Problem to work on — Return the entries below word for word; no images should appear in the copy.

Data about app and page elements
<<<<
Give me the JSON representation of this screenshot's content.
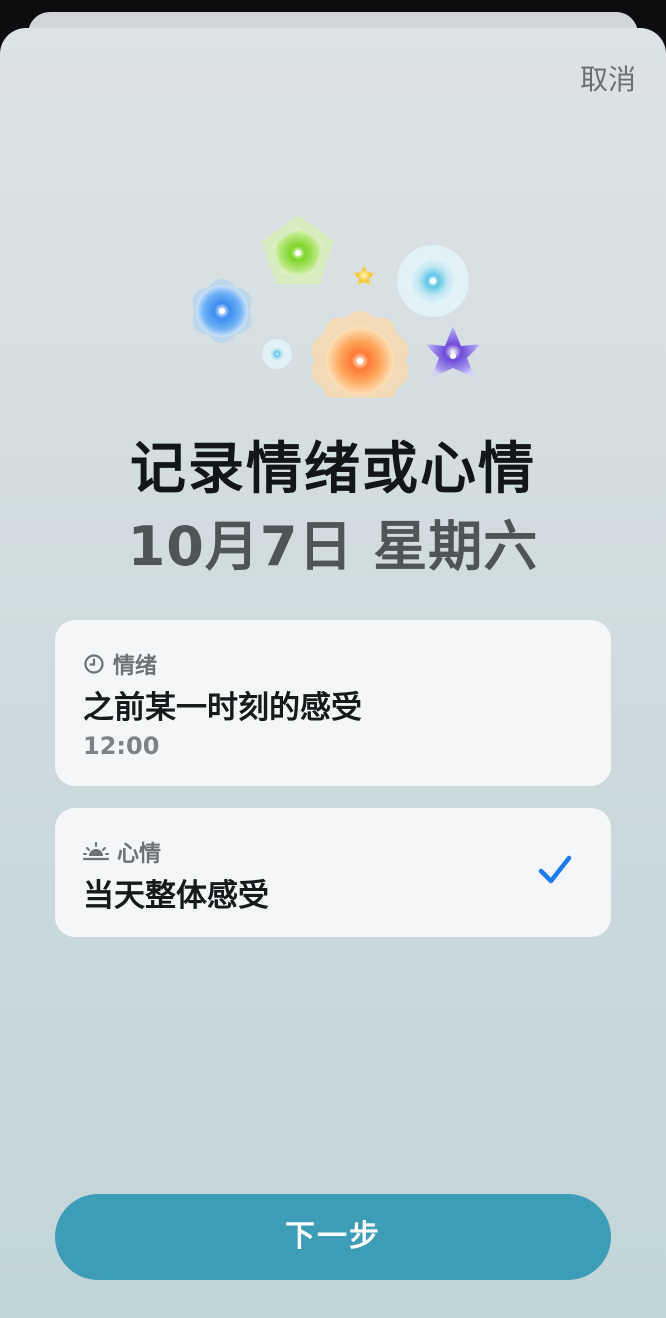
{
  "header": {
    "cancel_label": "取消"
  },
  "title": "记录情绪或心情",
  "date": "10月7日 星期六",
  "options": {
    "emotion": {
      "kicker_label": "情绪",
      "kicker_icon": "clock-icon",
      "main_label": "之前某一时刻的感受",
      "time": "12:00"
    },
    "mood": {
      "kicker_label": "心情",
      "kicker_icon": "sunrise-icon",
      "main_label": "当天整体感受",
      "selected": true
    }
  },
  "footer": {
    "next_label": "下一步"
  },
  "colors": {
    "accent": "#3d9cb6",
    "check": "#1a7cf0"
  }
}
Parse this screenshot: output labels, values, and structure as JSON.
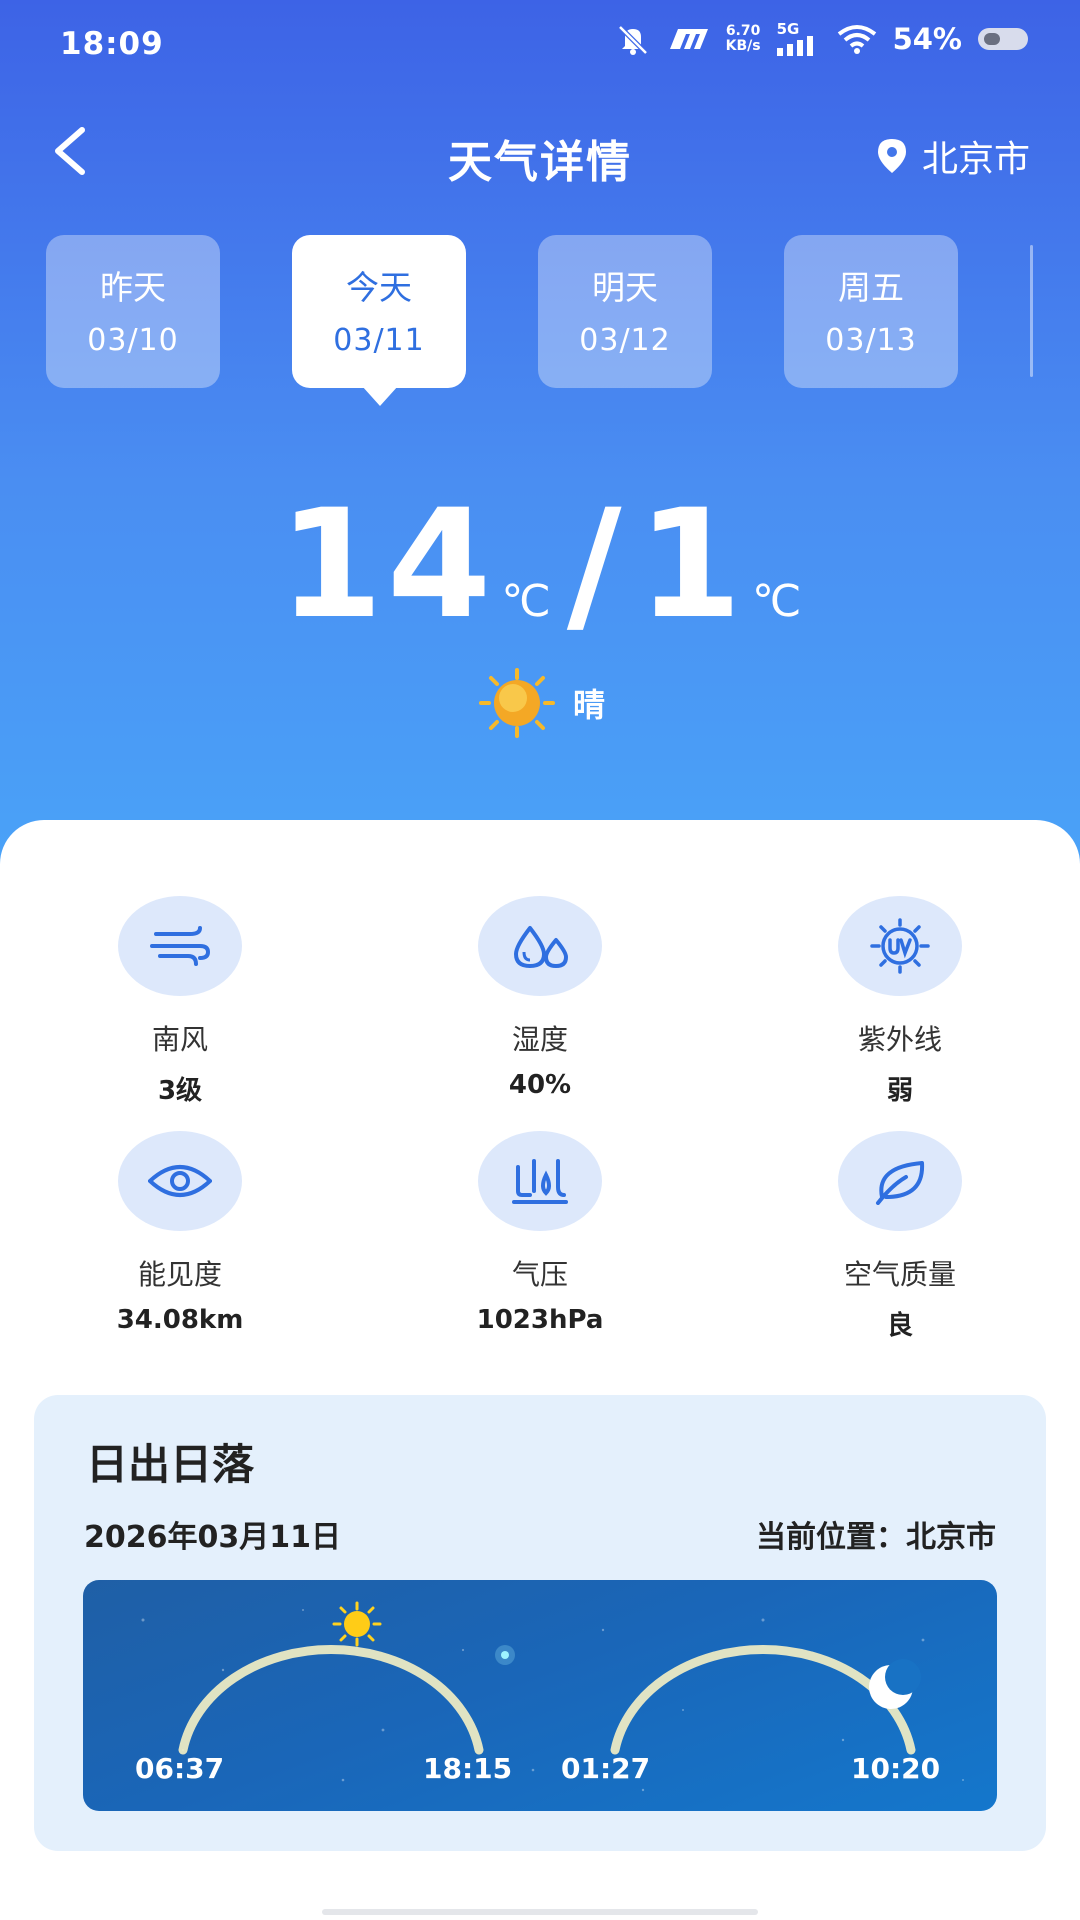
{
  "status_bar": {
    "time": "18:09",
    "net_speed_value": "6.70",
    "net_speed_unit": "KB/s",
    "network_type": "5G",
    "battery_percent": "54%"
  },
  "header": {
    "title": "天气详情",
    "location": "北京市"
  },
  "days": [
    {
      "name": "昨天",
      "date": "03/10",
      "active": false
    },
    {
      "name": "今天",
      "date": "03/11",
      "active": true
    },
    {
      "name": "明天",
      "date": "03/12",
      "active": false
    },
    {
      "name": "周五",
      "date": "03/13",
      "active": false
    }
  ],
  "temperature": {
    "high": "14",
    "low": "1",
    "unit": "℃",
    "separator": "/",
    "condition": "晴"
  },
  "stats": [
    {
      "icon": "wind-icon",
      "label": "南风",
      "value": "3级"
    },
    {
      "icon": "humidity-icon",
      "label": "湿度",
      "value": "40%"
    },
    {
      "icon": "uv-icon",
      "label": "紫外线",
      "value": "弱"
    },
    {
      "icon": "eye-icon",
      "label": "能见度",
      "value": "34.08km"
    },
    {
      "icon": "pressure-icon",
      "label": "气压",
      "value": "1023hPa"
    },
    {
      "icon": "leaf-icon",
      "label": "空气质量",
      "value": "良"
    }
  ],
  "sun_card": {
    "title": "日出日落",
    "date": "2026年03月11日",
    "location_label": "当前位置：",
    "location": "北京市",
    "sunrise": "06:37",
    "sunset": "18:15",
    "moonrise": "01:27",
    "moonset": "10:20"
  },
  "colors": {
    "accent": "#2f6fe0",
    "hero_top": "#3d63e6",
    "hero_bottom": "#4aa3f8",
    "icon_bg": "#dde8fb",
    "card_bg": "#e4f0fc"
  }
}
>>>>
Response below —
Give me the JSON representation of this screenshot's content.
{
  "header": {
    "cancel_label": "取消"
  },
  "title": "记录情绪或心情",
  "date": "10月7日 星期六",
  "options": {
    "emotion": {
      "kicker_label": "情绪",
      "kicker_icon": "clock-icon",
      "main_label": "之前某一时刻的感受",
      "time": "12:00"
    },
    "mood": {
      "kicker_label": "心情",
      "kicker_icon": "sunrise-icon",
      "main_label": "当天整体感受",
      "selected": true
    }
  },
  "footer": {
    "next_label": "下一步"
  },
  "colors": {
    "accent": "#3d9cb6",
    "check": "#1a7cf0"
  }
}
Parse this screenshot: output labels, values, and structure as JSON.
{
  "status_bar": {
    "time": "18:09",
    "net_speed_value": "6.70",
    "net_speed_unit": "KB/s",
    "network_type": "5G",
    "battery_percent": "54%"
  },
  "header": {
    "title": "天气详情",
    "location": "北京市"
  },
  "days": [
    {
      "name": "昨天",
      "date": "03/10",
      "active": false
    },
    {
      "name": "今天",
      "date": "03/11",
      "active": true
    },
    {
      "name": "明天",
      "date": "03/12",
      "active": false
    },
    {
      "name": "周五",
      "date": "03/13",
      "active": false
    }
  ],
  "temperature": {
    "high": "14",
    "low": "1",
    "unit": "℃",
    "separator": "/",
    "condition": "晴"
  },
  "stats": [
    {
      "icon": "wind-icon",
      "label": "南风",
      "value": "3级"
    },
    {
      "icon": "humidity-icon",
      "label": "湿度",
      "value": "40%"
    },
    {
      "icon": "uv-icon",
      "label": "紫外线",
      "value": "弱"
    },
    {
      "icon": "eye-icon",
      "label": "能见度",
      "value": "34.08km"
    },
    {
      "icon": "pressure-icon",
      "label": "气压",
      "value": "1023hPa"
    },
    {
      "icon": "leaf-icon",
      "label": "空气质量",
      "value": "良"
    }
  ],
  "sun_card": {
    "title": "日出日落",
    "date": "2026年03月11日",
    "location_label": "当前位置：",
    "location": "北京市",
    "sunrise": "06:37",
    "sunset": "18:15",
    "moonrise": "01:27",
    "moonset": "10:20"
  },
  "colors": {
    "accent": "#2f6fe0",
    "hero_top": "#3d63e6",
    "hero_bottom": "#4aa3f8",
    "icon_bg": "#dde8fb",
    "card_bg": "#e4f0fc"
  }
}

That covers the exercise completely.